Last year’s survey (2013) received responses from 2,935 individuals. Of the publishers surveyed, for the first time the majority of respondents reported that digital was more than 10% of their business, with e-books by far the biggest category within that. Publishers continued to be bullish about how digital would re-shape their businesses, with two-fifths expecting digital to improve revenue and profits, and growing acceptance that both subscription and bundling could become viable business models in the future. Interestingly, discoverability emerged as one of two of the biggest hindrances to digital content sales listed by a third of publisher respondents as a problem—it has risen in importance in every survey we’ve done gradually overtaking other concerns around ‘consumers not being ready’, ‘poor technology’, ‘price’, or ‘lack of internal resources’. The biggest concern in 2013 though was ‘customers wanting free’. Of course, 90% of the respondents were now reading digitally, with most reading on the Kindle, or an iPad. Amazon had a 75% share of sales, ahead by some margin of Apple, which took just 15% of all purchases. Kobo was in third, with Google and Nook the other players.

Of the traditionally published authors who responded, there was a slight increase in those who were contemplating self-publishing. Of these traditionally published author respondents, 52% rated their publisher experiences at 6 or above (10 being the highest rating), 10 percentage points lower than in 2012’s survey. For self-publishers 70% rated their experience at 6 or above, though only 45% reported sales above 1,000 copies.

It’s early days but 2014’s survey shows a continuance of many of these recent shifts. E-books continue to grow, but enhanced and book apps are falling in prominence among publishers' digital sales. Perceptions of future growth have tempered: 24% of respondents expect digital sales to reach 50% of business by 2020, down from the 29% who thought so last year and the 32% the year before. The vast majority still think the digital transition will be good for both revenue and profits. More authors are thinking about self-publishing. And of course, nearly all of us have now read and bought an e-book.
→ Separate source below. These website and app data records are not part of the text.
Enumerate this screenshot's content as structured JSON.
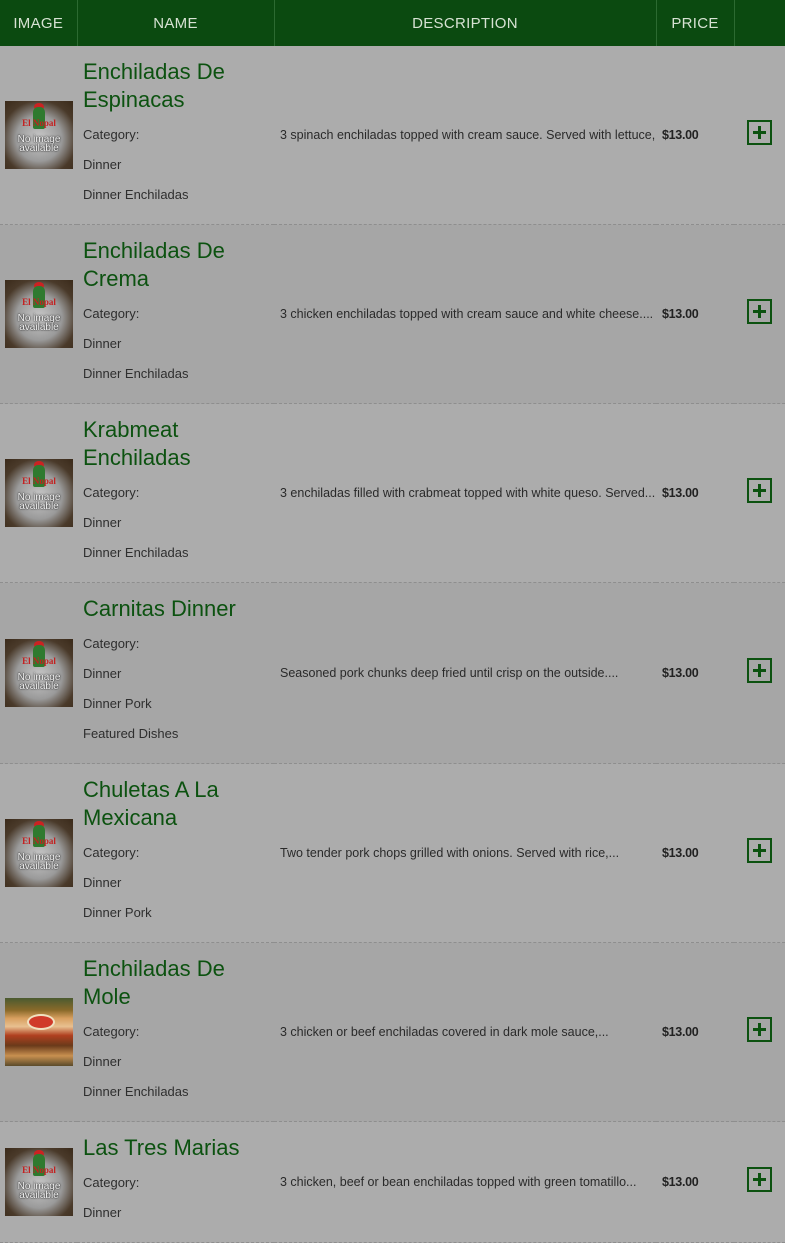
{
  "header": {
    "col_image": "IMAGE",
    "col_name": "NAME",
    "col_description": "DESCRIPTION",
    "col_price": "PRICE"
  },
  "no_image": {
    "brand": "El Nopal",
    "text": "No image available"
  },
  "category_label": "Category:",
  "add_icon": "plus-square-icon",
  "colors": {
    "header_bg": "#0b4a10",
    "accent_green": "#0c5210",
    "row_bg": "#a9a9a9"
  },
  "items": [
    {
      "name": "Enchiladas De Espinacas",
      "categories": [
        "Dinner",
        "Dinner Enchiladas"
      ],
      "description": "3 spinach enchiladas topped with cream sauce. Served with lettuce,...",
      "price": "$13.00",
      "image": "no-image"
    },
    {
      "name": "Enchiladas De Crema",
      "categories": [
        "Dinner",
        "Dinner Enchiladas"
      ],
      "description": "3 chicken enchiladas topped with cream sauce and white cheese....",
      "price": "$13.00",
      "image": "no-image"
    },
    {
      "name": "Krabmeat Enchiladas",
      "categories": [
        "Dinner",
        "Dinner Enchiladas"
      ],
      "description": "3 enchiladas filled with crabmeat topped with white queso. Served...",
      "price": "$13.00",
      "image": "no-image"
    },
    {
      "name": "Carnitas Dinner",
      "categories": [
        "Dinner",
        "Dinner Pork",
        "Featured Dishes"
      ],
      "description": "Seasoned pork chunks deep fried until crisp on the outside....",
      "price": "$13.00",
      "image": "no-image"
    },
    {
      "name": "Chuletas A La Mexicana",
      "categories": [
        "Dinner",
        "Dinner Pork"
      ],
      "description": "Two tender pork chops grilled with onions. Served with rice,...",
      "price": "$13.00",
      "image": "no-image"
    },
    {
      "name": "Enchiladas De Mole",
      "categories": [
        "Dinner",
        "Dinner Enchiladas"
      ],
      "description": "3 chicken or beef enchiladas covered in dark mole sauce,...",
      "price": "$13.00",
      "image": "photo"
    },
    {
      "name": "Las Tres Marias",
      "categories": [
        "Dinner"
      ],
      "description": "3 chicken, beef or bean enchiladas topped with green tomatillo...",
      "price": "$13.00",
      "image": "no-image"
    }
  ]
}
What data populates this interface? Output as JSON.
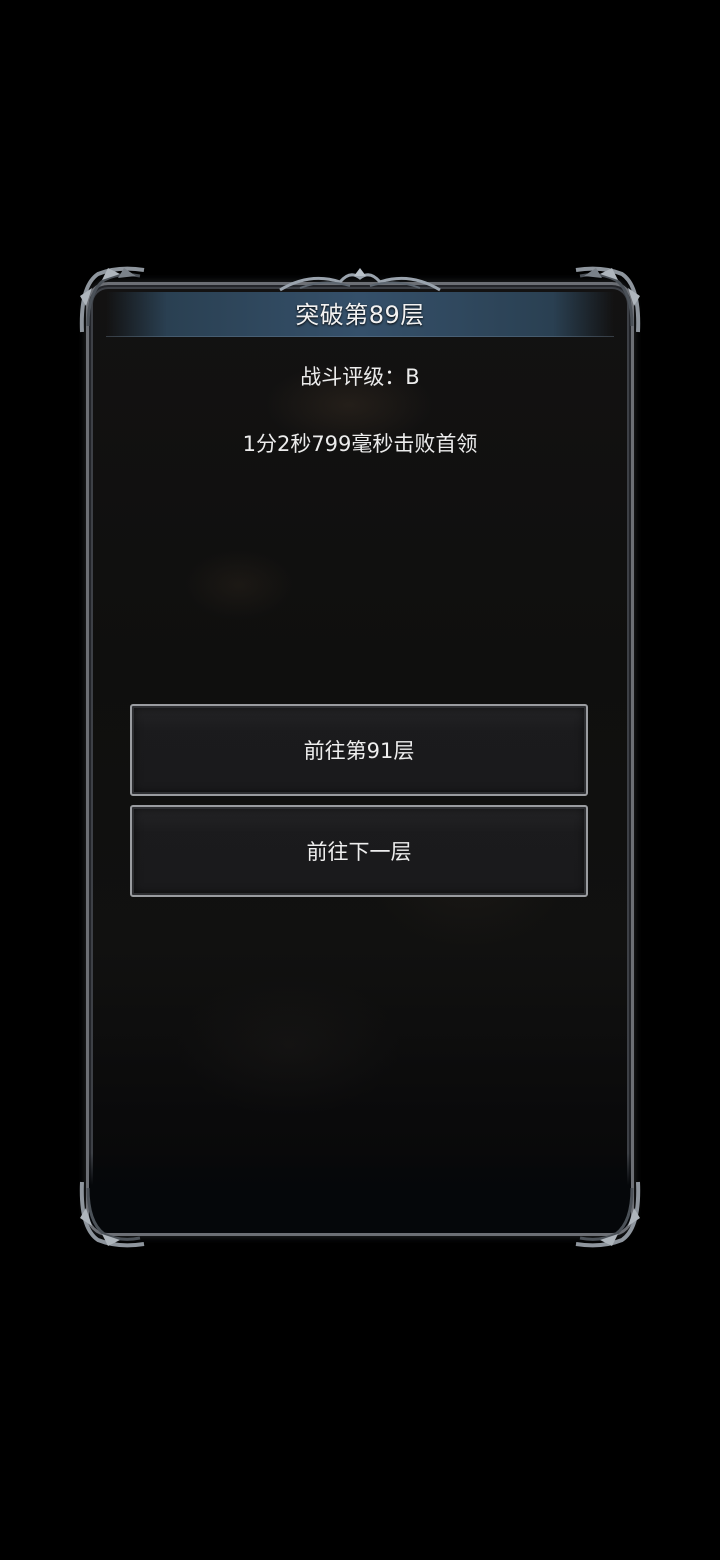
{
  "dialog": {
    "title": "突破第89层",
    "rating": "战斗评级：B",
    "result": "1分2秒799毫秒击败首领",
    "buttons": {
      "goto_floor": "前往第91层",
      "next_floor": "前往下一层"
    }
  },
  "colors": {
    "background": "#000000",
    "panel": "#111110",
    "frame": "#6c6f75",
    "title_banner": "#35506a",
    "button_border": "#9a9ca0",
    "text": "#ececec"
  }
}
The question I’m most looking forward to seeing responses to: Do you think the sector is prepared for the next stage in the digital revolution? Currently, almost half of respondents say, ‘no’.

To complete this year's survey, visit https://www.surveymonkey.com/s/KRNC3LD.